Today, acupuncture is widely practiced throughout China and around the world. In China, acupuncture is often used in conjunction with other traditional medical practices, such as herbal medicine and massage therapy. Acupuncture has also become increasingly popular in the West, where it is used to treat a wide range of conditions.
However, the effectiveness of acupuncture has been a topic of debate among Western medical professionals, but recent studies have shown promising results in treating a variety of conditions. For example, a 2012 study published in the Archives of Internal Medicine found that acupuncture was effective in treating chronic pain in the neck and lower back. Another study published in JAMA Internal Medicine in 2018 found that acupuncture was effective in reducing the frequency of migraines. The World Health Organisation (WHO) also recognises acupuncture as a safe and effective treatment for pain relief.
Acupuncture has also been shown to have a positive impact on mental health. A 2013 review of 29 studies found that acupuncture was effective in reducing the symptoms of depression. A 2018 meta-analysis of 66 studies found that acupuncture was effective in reducing anxiety symptoms. Acupuncture has also been used to help manage addiction, with some studies showing that it can reduce cravings and withdrawal symptoms. Another study published in the Journal of Alternative and Complementary Medicine found that acupuncture was effective in reducing symptoms of post-traumatic stress disorder (PTSD).

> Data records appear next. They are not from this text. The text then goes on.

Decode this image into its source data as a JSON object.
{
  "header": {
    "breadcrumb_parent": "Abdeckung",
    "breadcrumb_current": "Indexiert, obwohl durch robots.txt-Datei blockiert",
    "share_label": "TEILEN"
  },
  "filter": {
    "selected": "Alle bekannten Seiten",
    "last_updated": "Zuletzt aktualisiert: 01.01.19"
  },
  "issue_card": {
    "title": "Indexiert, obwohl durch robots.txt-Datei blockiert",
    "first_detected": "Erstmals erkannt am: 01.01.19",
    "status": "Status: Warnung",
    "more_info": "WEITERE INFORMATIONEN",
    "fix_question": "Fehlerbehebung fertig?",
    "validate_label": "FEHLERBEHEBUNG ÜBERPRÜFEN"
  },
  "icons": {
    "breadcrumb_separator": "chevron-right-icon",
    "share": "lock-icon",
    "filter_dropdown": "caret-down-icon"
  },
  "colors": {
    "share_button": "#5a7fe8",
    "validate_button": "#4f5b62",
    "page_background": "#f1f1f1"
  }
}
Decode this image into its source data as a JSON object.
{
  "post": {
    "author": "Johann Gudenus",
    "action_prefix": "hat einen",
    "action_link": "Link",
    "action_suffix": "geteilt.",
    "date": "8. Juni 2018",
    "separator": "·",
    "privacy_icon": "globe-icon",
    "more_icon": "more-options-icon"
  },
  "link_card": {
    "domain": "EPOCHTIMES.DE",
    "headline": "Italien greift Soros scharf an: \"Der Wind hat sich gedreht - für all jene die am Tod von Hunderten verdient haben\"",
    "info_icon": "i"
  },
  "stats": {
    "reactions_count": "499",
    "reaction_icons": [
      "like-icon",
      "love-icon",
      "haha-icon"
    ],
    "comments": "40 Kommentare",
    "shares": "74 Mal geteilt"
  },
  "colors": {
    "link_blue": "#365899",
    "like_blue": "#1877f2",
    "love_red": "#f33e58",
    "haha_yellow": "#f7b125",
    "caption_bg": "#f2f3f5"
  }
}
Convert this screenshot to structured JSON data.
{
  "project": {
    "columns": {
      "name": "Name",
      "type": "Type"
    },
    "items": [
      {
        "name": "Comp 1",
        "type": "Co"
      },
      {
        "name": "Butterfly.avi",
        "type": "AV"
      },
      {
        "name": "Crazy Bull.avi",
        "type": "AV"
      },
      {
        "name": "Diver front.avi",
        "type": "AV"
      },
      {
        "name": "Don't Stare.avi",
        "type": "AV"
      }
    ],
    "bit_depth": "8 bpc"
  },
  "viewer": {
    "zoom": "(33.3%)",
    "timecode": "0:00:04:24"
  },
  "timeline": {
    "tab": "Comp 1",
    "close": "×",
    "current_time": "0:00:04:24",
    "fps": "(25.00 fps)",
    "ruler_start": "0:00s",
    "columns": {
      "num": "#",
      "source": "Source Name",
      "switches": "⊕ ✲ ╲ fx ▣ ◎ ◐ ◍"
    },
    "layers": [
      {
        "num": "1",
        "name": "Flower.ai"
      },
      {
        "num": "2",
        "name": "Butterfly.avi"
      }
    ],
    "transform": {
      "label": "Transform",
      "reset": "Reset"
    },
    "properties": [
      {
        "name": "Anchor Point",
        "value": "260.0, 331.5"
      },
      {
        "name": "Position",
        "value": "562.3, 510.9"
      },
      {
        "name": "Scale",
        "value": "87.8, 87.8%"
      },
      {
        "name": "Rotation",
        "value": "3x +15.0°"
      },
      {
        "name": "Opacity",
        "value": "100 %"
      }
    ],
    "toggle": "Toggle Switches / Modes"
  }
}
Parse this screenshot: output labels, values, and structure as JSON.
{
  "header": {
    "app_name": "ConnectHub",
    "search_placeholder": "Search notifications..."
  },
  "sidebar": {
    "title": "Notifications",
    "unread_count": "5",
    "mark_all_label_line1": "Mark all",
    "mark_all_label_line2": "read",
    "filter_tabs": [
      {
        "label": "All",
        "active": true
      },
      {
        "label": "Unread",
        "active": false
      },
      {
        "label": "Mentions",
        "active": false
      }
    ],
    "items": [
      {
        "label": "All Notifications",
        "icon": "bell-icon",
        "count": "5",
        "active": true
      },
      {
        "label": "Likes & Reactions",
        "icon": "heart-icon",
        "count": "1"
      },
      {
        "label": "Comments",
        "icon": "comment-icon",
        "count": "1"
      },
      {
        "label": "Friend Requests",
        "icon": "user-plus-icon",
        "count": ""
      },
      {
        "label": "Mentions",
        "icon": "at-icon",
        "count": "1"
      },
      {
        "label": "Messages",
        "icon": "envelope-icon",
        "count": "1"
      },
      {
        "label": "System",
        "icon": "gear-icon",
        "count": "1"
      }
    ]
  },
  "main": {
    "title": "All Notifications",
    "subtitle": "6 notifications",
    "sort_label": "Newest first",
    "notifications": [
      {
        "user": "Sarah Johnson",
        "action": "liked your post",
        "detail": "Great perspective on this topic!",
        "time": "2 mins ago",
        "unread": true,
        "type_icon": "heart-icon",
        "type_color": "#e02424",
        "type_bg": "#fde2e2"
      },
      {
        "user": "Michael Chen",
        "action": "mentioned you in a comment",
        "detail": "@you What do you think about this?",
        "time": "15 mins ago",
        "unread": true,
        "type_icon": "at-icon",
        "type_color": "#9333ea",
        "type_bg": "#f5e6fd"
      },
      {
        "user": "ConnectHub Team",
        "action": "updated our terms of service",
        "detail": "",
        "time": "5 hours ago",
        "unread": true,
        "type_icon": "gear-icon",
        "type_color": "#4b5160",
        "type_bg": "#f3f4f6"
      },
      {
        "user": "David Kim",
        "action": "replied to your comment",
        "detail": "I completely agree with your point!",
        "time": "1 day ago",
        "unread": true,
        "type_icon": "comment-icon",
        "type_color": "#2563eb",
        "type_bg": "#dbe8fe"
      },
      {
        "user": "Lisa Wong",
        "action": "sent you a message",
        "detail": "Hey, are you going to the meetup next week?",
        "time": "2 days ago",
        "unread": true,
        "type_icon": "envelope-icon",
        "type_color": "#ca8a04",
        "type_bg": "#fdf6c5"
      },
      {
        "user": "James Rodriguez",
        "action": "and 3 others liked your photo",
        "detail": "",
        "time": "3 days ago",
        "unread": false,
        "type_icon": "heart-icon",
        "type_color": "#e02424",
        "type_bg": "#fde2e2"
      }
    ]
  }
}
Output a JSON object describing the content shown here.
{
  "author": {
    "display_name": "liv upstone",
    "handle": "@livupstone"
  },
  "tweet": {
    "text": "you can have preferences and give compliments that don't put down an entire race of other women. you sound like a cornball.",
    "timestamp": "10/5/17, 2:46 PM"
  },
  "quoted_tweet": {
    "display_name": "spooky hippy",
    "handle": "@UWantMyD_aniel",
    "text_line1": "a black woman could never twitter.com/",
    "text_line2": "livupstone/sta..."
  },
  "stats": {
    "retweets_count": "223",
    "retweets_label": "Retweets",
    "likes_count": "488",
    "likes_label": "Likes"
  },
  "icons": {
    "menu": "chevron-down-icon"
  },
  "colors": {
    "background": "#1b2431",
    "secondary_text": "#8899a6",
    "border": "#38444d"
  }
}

Acupuncture is also believed to have a positive impact on fertility. A study published in the Journal of Clinical Acupuncture found that acupuncture improved the chances of pregnancy for women undergoing in vitro fertilisation (IVF) treatments.